**Directions**: Copy all lines of the listing that include the string "JSON".

**Source material**:
+ + + + +
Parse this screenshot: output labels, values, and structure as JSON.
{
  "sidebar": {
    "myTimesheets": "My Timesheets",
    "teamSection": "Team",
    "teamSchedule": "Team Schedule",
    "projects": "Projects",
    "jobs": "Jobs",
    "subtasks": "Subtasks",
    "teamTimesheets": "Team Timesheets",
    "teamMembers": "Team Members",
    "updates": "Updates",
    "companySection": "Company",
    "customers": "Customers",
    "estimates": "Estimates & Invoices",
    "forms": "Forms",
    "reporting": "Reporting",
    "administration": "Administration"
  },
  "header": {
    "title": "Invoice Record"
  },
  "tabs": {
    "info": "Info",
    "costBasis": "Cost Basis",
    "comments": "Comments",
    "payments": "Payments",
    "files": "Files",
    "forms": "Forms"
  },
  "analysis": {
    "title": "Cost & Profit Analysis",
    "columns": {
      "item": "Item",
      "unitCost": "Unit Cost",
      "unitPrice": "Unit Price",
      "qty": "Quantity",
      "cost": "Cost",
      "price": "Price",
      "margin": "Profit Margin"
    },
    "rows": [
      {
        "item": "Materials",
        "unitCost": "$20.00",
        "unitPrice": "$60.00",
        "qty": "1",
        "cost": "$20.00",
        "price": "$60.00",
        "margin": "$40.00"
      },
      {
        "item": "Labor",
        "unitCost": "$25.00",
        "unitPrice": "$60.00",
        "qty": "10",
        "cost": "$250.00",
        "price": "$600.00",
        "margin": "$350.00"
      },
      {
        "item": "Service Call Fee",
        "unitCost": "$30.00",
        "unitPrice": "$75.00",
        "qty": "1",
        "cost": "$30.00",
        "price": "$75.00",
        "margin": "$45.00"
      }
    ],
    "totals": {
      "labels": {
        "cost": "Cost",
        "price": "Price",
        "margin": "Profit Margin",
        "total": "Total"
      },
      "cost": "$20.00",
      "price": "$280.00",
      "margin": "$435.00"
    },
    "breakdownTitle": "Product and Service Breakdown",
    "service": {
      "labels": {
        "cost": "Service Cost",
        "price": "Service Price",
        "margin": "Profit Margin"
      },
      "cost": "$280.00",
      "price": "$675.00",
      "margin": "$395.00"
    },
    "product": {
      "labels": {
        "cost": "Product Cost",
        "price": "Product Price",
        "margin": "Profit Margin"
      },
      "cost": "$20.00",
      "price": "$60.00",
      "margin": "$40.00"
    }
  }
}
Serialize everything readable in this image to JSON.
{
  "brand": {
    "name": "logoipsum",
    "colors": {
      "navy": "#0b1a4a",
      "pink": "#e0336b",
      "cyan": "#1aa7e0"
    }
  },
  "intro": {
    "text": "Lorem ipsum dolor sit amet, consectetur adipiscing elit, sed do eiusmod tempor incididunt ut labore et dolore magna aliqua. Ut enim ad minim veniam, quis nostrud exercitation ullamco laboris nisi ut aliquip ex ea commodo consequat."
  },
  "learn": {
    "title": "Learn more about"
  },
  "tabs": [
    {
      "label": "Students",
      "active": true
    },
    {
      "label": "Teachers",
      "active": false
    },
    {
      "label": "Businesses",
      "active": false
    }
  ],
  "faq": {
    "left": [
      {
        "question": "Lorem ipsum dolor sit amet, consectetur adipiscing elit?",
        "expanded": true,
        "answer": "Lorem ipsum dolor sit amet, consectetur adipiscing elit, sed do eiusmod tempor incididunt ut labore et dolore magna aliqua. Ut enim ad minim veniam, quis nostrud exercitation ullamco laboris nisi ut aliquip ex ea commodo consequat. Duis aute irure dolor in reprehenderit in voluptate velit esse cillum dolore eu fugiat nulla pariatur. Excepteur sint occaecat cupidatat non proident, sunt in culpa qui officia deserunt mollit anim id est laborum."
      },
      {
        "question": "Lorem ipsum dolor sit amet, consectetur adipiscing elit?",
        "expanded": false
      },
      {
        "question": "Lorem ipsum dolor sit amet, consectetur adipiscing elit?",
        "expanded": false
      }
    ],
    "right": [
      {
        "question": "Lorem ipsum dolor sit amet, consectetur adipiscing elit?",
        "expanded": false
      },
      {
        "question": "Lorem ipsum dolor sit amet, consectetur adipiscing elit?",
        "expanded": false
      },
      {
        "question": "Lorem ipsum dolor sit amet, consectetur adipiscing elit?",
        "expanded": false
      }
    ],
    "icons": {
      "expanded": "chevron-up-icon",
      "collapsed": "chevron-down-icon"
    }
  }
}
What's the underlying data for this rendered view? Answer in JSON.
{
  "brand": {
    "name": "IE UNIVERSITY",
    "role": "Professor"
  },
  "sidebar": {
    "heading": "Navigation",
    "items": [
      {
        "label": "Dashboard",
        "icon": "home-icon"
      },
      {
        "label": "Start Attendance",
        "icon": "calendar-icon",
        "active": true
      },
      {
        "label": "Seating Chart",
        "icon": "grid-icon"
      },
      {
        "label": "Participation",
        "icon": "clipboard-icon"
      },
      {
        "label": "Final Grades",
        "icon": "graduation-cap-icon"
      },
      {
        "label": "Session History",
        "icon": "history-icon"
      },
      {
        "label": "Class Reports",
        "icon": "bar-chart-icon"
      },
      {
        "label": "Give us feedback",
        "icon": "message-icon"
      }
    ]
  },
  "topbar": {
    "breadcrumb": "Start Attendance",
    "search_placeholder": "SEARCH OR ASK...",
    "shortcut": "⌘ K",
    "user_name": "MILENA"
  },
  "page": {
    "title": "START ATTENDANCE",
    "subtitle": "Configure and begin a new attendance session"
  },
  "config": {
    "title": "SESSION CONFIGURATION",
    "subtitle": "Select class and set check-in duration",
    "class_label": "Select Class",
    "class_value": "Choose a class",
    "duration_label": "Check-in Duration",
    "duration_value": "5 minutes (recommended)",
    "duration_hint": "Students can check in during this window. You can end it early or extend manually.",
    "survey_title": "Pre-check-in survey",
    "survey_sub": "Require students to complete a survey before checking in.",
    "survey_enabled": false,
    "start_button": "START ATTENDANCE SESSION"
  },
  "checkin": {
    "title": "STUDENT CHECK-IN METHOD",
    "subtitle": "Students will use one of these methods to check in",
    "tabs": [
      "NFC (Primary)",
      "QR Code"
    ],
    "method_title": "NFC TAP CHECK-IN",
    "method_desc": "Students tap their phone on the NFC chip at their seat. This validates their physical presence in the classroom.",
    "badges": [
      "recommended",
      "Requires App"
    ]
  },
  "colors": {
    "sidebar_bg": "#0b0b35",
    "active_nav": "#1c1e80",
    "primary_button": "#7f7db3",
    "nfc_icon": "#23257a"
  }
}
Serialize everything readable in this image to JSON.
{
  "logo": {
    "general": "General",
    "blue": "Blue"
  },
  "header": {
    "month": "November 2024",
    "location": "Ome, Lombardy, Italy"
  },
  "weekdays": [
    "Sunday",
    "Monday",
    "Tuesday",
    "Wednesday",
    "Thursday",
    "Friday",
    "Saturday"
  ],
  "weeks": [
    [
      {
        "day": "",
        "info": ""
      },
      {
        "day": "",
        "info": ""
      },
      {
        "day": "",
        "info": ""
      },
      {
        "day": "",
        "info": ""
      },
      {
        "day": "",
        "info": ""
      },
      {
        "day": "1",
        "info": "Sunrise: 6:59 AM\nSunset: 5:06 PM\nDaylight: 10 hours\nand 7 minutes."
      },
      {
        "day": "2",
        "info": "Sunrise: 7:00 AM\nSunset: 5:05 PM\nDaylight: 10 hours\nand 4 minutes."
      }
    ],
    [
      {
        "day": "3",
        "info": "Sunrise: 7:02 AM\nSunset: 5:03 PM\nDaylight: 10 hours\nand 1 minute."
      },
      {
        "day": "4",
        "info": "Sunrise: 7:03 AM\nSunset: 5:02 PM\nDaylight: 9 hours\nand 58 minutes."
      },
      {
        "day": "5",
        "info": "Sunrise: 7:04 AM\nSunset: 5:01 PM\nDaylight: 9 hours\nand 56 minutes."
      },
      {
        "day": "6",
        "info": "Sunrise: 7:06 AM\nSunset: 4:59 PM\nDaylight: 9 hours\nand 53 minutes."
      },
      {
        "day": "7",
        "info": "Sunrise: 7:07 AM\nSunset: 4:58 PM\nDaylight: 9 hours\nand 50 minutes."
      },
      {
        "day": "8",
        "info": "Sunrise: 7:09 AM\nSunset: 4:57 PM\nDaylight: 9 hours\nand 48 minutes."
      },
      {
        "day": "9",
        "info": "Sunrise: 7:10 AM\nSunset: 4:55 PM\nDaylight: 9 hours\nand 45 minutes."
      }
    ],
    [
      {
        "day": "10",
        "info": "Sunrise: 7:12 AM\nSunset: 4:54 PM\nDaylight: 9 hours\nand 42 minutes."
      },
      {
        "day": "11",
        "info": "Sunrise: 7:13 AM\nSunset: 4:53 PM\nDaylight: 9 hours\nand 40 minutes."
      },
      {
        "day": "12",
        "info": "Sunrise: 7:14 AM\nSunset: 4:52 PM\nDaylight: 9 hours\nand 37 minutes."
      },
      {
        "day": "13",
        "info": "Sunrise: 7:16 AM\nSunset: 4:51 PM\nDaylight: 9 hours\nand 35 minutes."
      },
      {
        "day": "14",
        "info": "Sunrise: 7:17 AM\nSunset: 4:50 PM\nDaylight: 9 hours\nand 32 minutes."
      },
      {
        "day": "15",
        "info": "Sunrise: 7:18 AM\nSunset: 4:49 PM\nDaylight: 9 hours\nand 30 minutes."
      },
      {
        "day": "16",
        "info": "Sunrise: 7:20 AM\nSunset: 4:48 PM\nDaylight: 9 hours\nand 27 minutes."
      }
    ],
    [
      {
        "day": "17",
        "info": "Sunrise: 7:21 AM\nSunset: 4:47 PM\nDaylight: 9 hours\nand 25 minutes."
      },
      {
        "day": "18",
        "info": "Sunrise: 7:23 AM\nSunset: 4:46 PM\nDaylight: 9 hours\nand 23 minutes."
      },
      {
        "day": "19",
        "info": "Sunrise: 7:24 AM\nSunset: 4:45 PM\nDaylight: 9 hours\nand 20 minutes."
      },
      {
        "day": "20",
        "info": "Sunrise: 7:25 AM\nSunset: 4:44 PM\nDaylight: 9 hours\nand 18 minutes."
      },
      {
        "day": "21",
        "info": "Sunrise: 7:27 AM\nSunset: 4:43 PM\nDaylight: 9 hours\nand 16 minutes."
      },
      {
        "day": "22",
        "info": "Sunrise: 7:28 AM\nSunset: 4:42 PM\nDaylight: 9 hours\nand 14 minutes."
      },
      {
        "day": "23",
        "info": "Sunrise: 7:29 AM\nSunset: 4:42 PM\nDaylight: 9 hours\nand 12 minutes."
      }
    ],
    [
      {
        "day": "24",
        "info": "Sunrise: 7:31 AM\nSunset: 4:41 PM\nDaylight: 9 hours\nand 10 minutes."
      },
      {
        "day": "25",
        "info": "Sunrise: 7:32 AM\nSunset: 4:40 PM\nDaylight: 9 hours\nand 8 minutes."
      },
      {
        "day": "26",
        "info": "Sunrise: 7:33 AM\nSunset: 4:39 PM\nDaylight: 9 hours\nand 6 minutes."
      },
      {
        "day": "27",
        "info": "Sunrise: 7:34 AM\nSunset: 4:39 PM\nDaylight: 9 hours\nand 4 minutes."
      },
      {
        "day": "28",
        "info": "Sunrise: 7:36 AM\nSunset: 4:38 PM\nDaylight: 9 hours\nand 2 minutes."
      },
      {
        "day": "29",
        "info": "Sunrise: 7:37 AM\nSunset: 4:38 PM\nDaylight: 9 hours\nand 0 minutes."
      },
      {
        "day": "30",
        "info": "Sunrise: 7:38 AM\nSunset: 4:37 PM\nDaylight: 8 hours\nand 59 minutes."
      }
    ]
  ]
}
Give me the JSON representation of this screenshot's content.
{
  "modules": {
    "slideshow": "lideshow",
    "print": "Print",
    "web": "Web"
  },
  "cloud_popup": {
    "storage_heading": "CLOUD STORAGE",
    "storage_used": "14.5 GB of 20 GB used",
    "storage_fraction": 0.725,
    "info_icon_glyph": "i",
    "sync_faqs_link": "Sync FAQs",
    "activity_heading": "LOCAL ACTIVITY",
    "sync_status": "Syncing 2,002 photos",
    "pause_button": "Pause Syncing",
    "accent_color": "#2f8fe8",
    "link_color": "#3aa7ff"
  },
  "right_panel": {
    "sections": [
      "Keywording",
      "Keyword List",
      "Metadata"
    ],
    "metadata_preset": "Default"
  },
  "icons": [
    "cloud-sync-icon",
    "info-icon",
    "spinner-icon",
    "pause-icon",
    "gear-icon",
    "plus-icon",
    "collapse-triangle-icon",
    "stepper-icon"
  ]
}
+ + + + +
**Exercise solution**:
Parse this screenshot: output labels, values, and structure as JSON.
Serialize everything readable in this image to JSON.
What's the underlying data for this rendered view? Answer in JSON.
Serialize everything readable in this image to JSON.
Give me the JSON representation of this screenshot's content.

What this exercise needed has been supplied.